It can be difficult to find time to finish a video game, especially if you only have a few hours a week to play. In our biweekly column Short Play we suggest video games that can be started and finished in a weekend.
In a way, puzzle boxes are the purest type of game. They have a simple objective — open the box — and the actual game is figuring out how to do that. There isn’t really a tutorial or rules, just things you intrinsically pick up as you fiddle and poke at different parts to find the solution. That physicality is a big part of the experience as well, which is perhaps why some of the most successful digital puzzle boxes are on devices with touch interfaces.
Gnog is a game about solving puzzle boxes from developer KoOp. It was originally released on PS4 last year and then ported to iOS before recently coming to PC. The thing about its puzzles is that they are more than just a box on a table — each is quite literally a character. They all have strange faces on their front side, and they possess a lot of personality. Inside each box is a diorama, one that conveys a scene that makes these puzzle boxes into little adventure games.
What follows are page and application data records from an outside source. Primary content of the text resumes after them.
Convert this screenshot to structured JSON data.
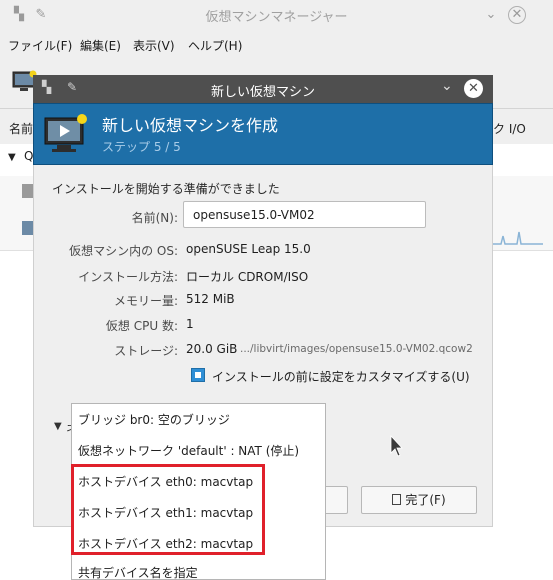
{
  "main_window": {
    "title": "仮想マシンマネージャー",
    "menu": [
      "ファイル(F)",
      "編集(E)",
      "表示(V)",
      "ヘルプ(H)"
    ],
    "col_name": "名前",
    "col_io": "ク I/O",
    "group_prefix": "Q"
  },
  "dialog": {
    "title": "新しい仮想マシン",
    "header_title": "新しい仮想マシンを作成",
    "step": "ステップ 5 / 5",
    "ready_text": "インストールを開始する準備ができました",
    "name_label": "名前(N):",
    "name_value": "opensuse15.0-VM02",
    "os_label": "仮想マシン内の OS:",
    "os_value": "openSUSE Leap 15.0",
    "install_label": "インストール方法:",
    "install_value": "ローカル CDROM/ISO",
    "memory_label": "メモリー量:",
    "memory_value": "512 MiB",
    "cpu_label": "仮想 CPU 数:",
    "cpu_value": "1",
    "storage_label": "ストレージ:",
    "storage_size": "20.0 GiB",
    "storage_path": ".../libvirt/images/opensuse15.0-VM02.qcow2",
    "customize_label": "インストールの前に設定をカスタマイズする(U)",
    "finish_label": "完了(F)"
  },
  "network_options": [
    "ブリッジ br0: 空のブリッジ",
    "仮想ネットワーク 'default' : NAT (停止)",
    "ホストデバイス eth0: macvtap",
    "ホストデバイス eth1: macvtap",
    "ホストデバイス eth2: macvtap",
    "共有デバイス名を指定"
  ],
  "colors": {
    "header_blue": "#1e6fa8",
    "highlight_red": "#e0202a",
    "check_blue": "#2f8fd6"
  }
}
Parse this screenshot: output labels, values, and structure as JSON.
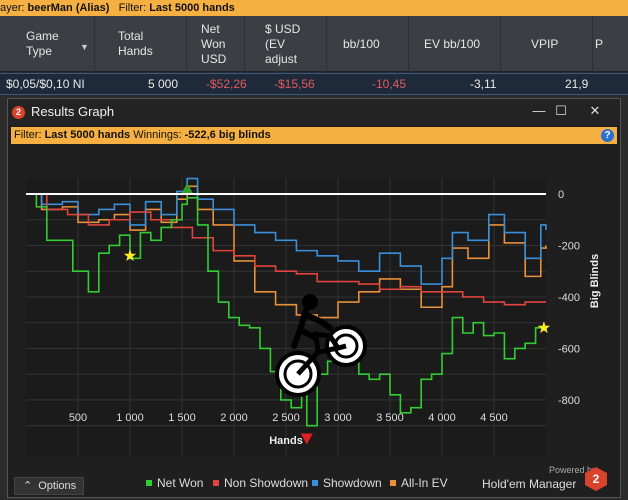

In one level, the outside of the box is a spaceship that’s been damaged, while on the inside, there’s a two-person crew working to repair it. The puzzles have you working out how to fix the various broken parts outside the ship, as well as recovering their air and food, before eventually restoring their engine and helping them map the solar system they are in.
It’s this aspect that makes Gnog so interesting as a puzzle box game. Normally with puzzle boxes, or puzzles in general, enjoyment comes from the moments you work something out. The “Ah-ha!” moments when things start to click together are powerful, so much so that they can help you push through the parts in between those moments where things are much less enjoyable and sometimes downright boring. You can only futz with trying to correctly rotate or position blocks for so long before you lose interest.
Gnog, meanwhile, turns the puzzle-solving into something akin to playing with a toy. The simple act of fiddling with these buttons and knobs in each level brings its own amusement. Sometimes it causes something to happen, like a mouse running out of a hole in the wall only to be seen by someone who scares it back in. Sometimes your interactions simply produce a good sound. One puzzle box acts like a musical synthesizer where each button and dial affects the level’s soundtrack, changing the pitch or adding new notes and effects. You’re essentially able to create your own music as you mess around.
This structure rewards the search for a solution to the larger puzzle in a way that isn’t explicitly about the player solving the puzzle. It’s similar to what LucasArts adventure games like Monkey Island or Maniac Mansion did by infusing comedy not only into the puzzles, but into the exploration of the world as well. You weren’t just clicking on things to find a solution; you did it because it was fun to do.
For Gnog, this game design choice, coupled with the game’s playful and colorful style, turns potentially aggravating puzzle-solving into something far more relaxing and endearing. It’s not that the game isn’t challenging, but it’s so cute and charming that those challenges don’t feel stressful.